In 2002, the term “perfect season” had not even entered the motocross lexicon. There was simply no way that anyone could ever be expected to avoid bad starts, first-turn crashes, mechanical troubles, slips and falls in 24 motos on the roughest tracks in the business. So perhaps what makes Ricky Carmichael’s 2002 AMA Motocross campaign so impressive is that for as impossible as it seemed at the time, Ricky didn’t even make it look difficult.
He was never even threatened. Never had a scare. Never had a moto when he couldn’t get into the lead until late. Ricky was so good in 2002 that he made something we had never seen before look routine. And also, he made good on his switch to Honda. Fans weren’t exactly pumped on RC going to Honda, but it was hard to argue his reasoning—he was really, really good outdoors on the Kawasaki in 2001, but even better on the Honda in 2002.
Not that Kawasaki was that bummed. They had a new factory recruit in James “Bubba” Stewart, and the much-hyped 16-year-old somehow managed to overshoot the mark on his expectations. Coming into the season, four riders were expected to run for the 125 crown. The 2001 battlers, Grant Langston and Mike Brown, were back, Stewart had joined the tour, as did Chad Reed. And Reed might have been the favorite. He finished second in the 250 class of the ’01 GPs, had dominated the 125 East SX Series, and was armed with the potent YZ250F. With an expected power advantage, many saw the best rider on the best bike and thought of it as an unbeatable combo.
At the Glen Helen opener, James won the first national he ever entered via a smart ride, splitting moto wins with Brown. Then at a muddy Hangtown, he won again. At High Point things came undone when Bubba twisted his knee in practice and could barely get through the motos. Reed outdueled Brown for the first-moto win, and then Brown crashed out of moto two and twisted his knee, as well. Langston was also hurting, so at that point, it looked like all the pre-season hype for Reed was about to play out. But then he jacked up his shoulder at Southwick!
Reed soldiered on through the day in pain (shades of Langston’s ride there a year earlier). Stewart has ridiculous speed but his engine blew up. Taking advantage of all of this was Suzuki’s Danny Smith, who won his first and only AMA National in an emotional day. Just a few days before the race, Smith’s brother had died in a construction incident. Forget championship runs—wins don’t get much more emotional than that.
Before long, Stewart had figured out the deal and began clipping off moto wins and overalls. At one point, Reed apparently said he could run with Stewart if he could get a better start, so Stewart took matters into his own hands at Unadilla. While leading the first moto (after a good start), Stewart suddenly started to slow down.

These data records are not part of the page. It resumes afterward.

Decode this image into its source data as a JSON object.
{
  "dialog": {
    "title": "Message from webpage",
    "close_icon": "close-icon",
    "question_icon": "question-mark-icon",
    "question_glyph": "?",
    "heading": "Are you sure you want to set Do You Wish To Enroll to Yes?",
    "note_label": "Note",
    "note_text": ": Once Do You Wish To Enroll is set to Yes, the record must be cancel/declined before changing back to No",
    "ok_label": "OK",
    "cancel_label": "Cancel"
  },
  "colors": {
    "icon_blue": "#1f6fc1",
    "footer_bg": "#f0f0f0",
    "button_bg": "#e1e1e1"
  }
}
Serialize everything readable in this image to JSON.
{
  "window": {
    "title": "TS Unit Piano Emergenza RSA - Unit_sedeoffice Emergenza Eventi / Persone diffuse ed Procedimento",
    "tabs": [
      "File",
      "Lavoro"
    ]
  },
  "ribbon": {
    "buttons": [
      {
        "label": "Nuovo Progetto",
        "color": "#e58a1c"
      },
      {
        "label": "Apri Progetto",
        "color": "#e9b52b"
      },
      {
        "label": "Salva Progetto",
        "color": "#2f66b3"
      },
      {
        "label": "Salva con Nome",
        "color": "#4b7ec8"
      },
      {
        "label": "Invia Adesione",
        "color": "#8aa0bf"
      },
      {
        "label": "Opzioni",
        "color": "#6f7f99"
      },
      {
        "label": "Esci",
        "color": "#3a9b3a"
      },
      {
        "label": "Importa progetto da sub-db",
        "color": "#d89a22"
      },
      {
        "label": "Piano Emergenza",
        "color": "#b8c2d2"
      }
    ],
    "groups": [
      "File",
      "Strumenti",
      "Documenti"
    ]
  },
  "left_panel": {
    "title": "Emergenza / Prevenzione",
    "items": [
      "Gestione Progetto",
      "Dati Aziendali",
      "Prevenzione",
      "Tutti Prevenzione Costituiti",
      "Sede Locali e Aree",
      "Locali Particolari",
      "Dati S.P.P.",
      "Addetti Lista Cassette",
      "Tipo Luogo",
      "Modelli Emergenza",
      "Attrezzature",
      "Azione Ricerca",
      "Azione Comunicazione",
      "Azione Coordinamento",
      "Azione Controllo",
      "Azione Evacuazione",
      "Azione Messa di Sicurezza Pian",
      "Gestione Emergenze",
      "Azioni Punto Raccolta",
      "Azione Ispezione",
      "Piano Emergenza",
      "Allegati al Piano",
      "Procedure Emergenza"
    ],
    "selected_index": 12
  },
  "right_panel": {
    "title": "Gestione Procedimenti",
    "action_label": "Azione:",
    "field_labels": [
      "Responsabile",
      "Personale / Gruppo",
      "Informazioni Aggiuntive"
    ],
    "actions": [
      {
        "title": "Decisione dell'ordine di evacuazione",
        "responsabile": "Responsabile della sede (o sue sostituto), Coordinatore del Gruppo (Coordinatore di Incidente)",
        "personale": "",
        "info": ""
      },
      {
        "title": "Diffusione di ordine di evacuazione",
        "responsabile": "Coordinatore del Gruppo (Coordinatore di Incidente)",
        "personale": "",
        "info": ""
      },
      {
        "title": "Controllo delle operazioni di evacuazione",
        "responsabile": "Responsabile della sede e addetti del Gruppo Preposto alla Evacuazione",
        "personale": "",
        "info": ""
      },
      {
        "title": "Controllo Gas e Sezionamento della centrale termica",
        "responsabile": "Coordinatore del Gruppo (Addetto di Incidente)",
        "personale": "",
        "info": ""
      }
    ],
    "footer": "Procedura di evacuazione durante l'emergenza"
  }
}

He was actually going to let Reed catch up! A startled Reed then took the lead, and Stewart got back on the gas, passed him back and took off. You think a rivalry was beginning to brew between these two?
As it turned out, Stewart was even faster than expected outdoors, and he dominated the series by winning the last eight nationals in a row. The Reed/YZ250F combo never caught fire. Reed said he didn’t think the 250F was an advantage, but then he never asked to try a YZ125, either.
Meanwhile the 2002 Motocross des Nations was mired in controversy. In a shocker, officials announced the event would take place in the U.S. at Southern California’s Competition Park. The facility would move to a new location on Indian tribe lands and build a world-class track just for the event. But progress was either slow or non-existent, and as the race grew closer, anyone who checked the place out left scratching their heads. Finally an incident broke a few days before the race, one of the tribes men fired a gun, and the whole facility was shut down—and the des Nations cancelled. Team USA members Ricky Carmichael, Mike LaRocco and Mike Brown went home. Fans groaned, but a cool international race called the World Cup of Motocross took place at Glen Helen, just to give fans who had traveled halfway across the world something to see. The American team consisted of Tim Ferry, Kyle Lewis and Sean Hamblin, but they came up short against the Australian team of Chad Reed, Michael Byrne and Craig Anderson.
The actual des Nations were rescheduled back in Europe, but the US couldn't get a team and bikes overseas in such a short order. France railed to the victory in the race.